Leadership uses creativity with event planning


Emma Dittrick

Milford seniors on Class Color Day.

Sammy Knapp, Staff Writer

Milford Leadership has always been the driving force behind many of our school’s exciting events. However, this year has completely changed the operation of the class. Many of the events that students and staff traditionally look forward to have been limited due to COVID-19 restrictions, so Milford Leadership has turned its efforts to other areas of the school and community to continue representing what it means to have Milford pride.

Homecoming, spirit days, and Charity Week are just the tip of the iceberg when it comes to the events and activities that Leadership students plan. Because the 2020-2021 school year started in a hybrid model, Leadership students had to quickly find creative ways to welcome students back for the new school year in a positive manner, due to the cancellation of the usual Homecoming Week.

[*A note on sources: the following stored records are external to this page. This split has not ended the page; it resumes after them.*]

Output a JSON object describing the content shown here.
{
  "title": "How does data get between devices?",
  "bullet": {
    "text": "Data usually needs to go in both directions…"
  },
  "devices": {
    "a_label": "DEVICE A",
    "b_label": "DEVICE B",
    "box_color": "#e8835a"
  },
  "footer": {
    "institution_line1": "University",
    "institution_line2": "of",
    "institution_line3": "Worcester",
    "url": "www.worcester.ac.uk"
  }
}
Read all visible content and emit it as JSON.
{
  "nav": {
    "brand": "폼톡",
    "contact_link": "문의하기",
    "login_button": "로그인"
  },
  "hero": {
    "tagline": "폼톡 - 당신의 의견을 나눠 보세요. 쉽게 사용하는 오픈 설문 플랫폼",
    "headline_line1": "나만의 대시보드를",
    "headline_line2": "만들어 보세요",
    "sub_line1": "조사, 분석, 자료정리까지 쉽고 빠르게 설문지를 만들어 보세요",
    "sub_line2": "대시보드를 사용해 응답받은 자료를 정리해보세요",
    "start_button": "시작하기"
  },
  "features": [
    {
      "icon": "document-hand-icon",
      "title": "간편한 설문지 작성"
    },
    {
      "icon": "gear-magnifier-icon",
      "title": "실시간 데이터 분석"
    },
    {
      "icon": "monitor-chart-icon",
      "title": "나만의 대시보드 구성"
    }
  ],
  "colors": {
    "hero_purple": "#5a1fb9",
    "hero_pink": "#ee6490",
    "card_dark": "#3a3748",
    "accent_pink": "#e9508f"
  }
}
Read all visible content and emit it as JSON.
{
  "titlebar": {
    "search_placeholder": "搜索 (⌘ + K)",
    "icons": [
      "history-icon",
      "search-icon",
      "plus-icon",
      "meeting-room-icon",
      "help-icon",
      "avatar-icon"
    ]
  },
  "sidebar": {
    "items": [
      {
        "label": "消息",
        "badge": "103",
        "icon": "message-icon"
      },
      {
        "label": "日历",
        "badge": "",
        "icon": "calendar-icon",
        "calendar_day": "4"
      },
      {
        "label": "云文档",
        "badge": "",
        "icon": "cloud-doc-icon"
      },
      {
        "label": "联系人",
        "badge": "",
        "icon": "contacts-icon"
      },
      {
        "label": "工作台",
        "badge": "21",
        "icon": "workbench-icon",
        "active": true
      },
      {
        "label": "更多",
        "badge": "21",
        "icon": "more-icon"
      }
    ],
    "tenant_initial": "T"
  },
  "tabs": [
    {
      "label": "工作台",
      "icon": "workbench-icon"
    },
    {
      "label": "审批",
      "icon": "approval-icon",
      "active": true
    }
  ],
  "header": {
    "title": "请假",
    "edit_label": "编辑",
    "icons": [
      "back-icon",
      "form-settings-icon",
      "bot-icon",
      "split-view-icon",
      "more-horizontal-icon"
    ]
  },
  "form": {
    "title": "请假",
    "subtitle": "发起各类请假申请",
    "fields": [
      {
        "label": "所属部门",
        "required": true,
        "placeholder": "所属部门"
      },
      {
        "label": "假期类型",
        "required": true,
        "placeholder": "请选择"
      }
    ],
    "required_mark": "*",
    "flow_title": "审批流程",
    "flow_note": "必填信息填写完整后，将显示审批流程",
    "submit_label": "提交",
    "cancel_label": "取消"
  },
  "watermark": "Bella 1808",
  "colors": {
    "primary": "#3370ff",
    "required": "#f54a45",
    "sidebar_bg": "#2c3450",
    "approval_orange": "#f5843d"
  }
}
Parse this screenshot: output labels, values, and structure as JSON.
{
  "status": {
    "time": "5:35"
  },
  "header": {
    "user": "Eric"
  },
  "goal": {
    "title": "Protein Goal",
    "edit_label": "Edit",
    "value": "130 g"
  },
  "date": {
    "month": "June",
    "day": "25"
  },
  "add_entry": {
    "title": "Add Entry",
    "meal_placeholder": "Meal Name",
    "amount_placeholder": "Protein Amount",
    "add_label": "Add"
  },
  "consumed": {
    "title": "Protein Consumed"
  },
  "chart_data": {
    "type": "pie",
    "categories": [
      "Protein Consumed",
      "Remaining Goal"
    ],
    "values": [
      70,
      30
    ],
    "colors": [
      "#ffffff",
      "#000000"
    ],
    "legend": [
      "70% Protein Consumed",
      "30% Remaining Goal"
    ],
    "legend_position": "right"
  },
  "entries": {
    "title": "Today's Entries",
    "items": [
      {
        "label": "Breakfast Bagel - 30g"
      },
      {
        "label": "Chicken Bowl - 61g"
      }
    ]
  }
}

A spirit week was organized, although it was completely different from a regular school year. This two-week spirit week would allow both A and B day students to participate in equal spirit wear opportunities on their in-person learning days. This was a great way for MHS students to ring in the new school year, and was largely successful given the circumstances.

Leadership students have also started organizing what are called Mav Fridays. Junior Veronica Ricci is just one of the Leadership students involved in planning Mav Fridays. “Mav Fridays are supposed to be a fun way to end our week and get school spirit levels up,” said Ricci. Some of the events and activities that have taken place so far include hat day, various spirit days, and a donut sale. The most successful Mav Friday event was the donut sale and hat day earlier in school the year.

Leadership students try to increase participation by making posters, advertising on the announcements, and posting reminders on the Bruce Maverick social media accounts. With this new addition of fun Friday events, Milford Leadership hopes that students will have something positive to look forward to at the end of each week.

While the events that Leadership students are able to plan have been limited, each member is committed to making the most of the rest of this school year. Another unique event that is currently in the works is a drive-in movie for all MHS students. Similar to the Halloween drive-in movie that took place in the fall, this is a safe way to bring together the student population and take part in a fun spring event. The event is currently planned to take place at MHS, which will be the first Leadership event to occur on school grounds for the 2020-2021 school year.

Although Leadership is the driving force behind the fun student and building events, there is also a Leadership curriculum that gets covered in the classroom. Some of the units studied in the Leadership classroom include relationships, goals, teamwork, and mindset.

With the pandemic restrictions being enforced, Leadership teacher David Gilbert has emphasized many important lessons in the classroom this year. “I love teaching about anything that helps students better understand themselves. True colors come to mind, but it’s not just the test itself but the learning ‘why I am the way I am’ that I see kids grow in confidence.”

When students think about the Leadership class here at Milford, they probably don’t think about classwork and lecture. However, these are important life lessons and skills that Leadership students must learn and put into effect. This unique year has made it difficult for Leadership students to display their existing and newly-learned skills. “An obvious change from this year is the inability to do student activities,” said Gilbert. “This is where learning in class gets to be put into action, and we’ve missed that.”

Sophomore Leah Fitzgerald, Sophomore Courtney Drew, and Senior Grace Sarafa wearing jerseys during spirit week, hosted by Leadership.
(Emma Dittrick)

Gilbert has had an interesting year trying to coordinate the classes, activities, and even students for Leadership at MHS. Because last school year came to a halt prior to the interview process, many of the current members did not have to schedule an interview. “The hardest thing about not being able to hold interviews last year was just not being able to know basic things,” said Gilbert. “I can get an idea of who is shy, outgoing, comfortable in groups, and not quite as comfortable. It’s easier to learn that when the focus is on one person as opposed to 35.”

This year, Gilbert was committed to following through with interviews. Although a few applicants had to conduct an online interview,

the majority of applicants had traditional interviews with a panel of Senior leaders. Returning applicants are also required to fill out an application that reflects on their year and their contributions to the class and school.

There is no doubt that this school year has been far from normal. Many of Milford’s best events are put on by our Leadership classes, and the year has not felt the same without them. Milford Leadership may have changed this year, but the impact MHS student leaders have on our school and community will always remain the same.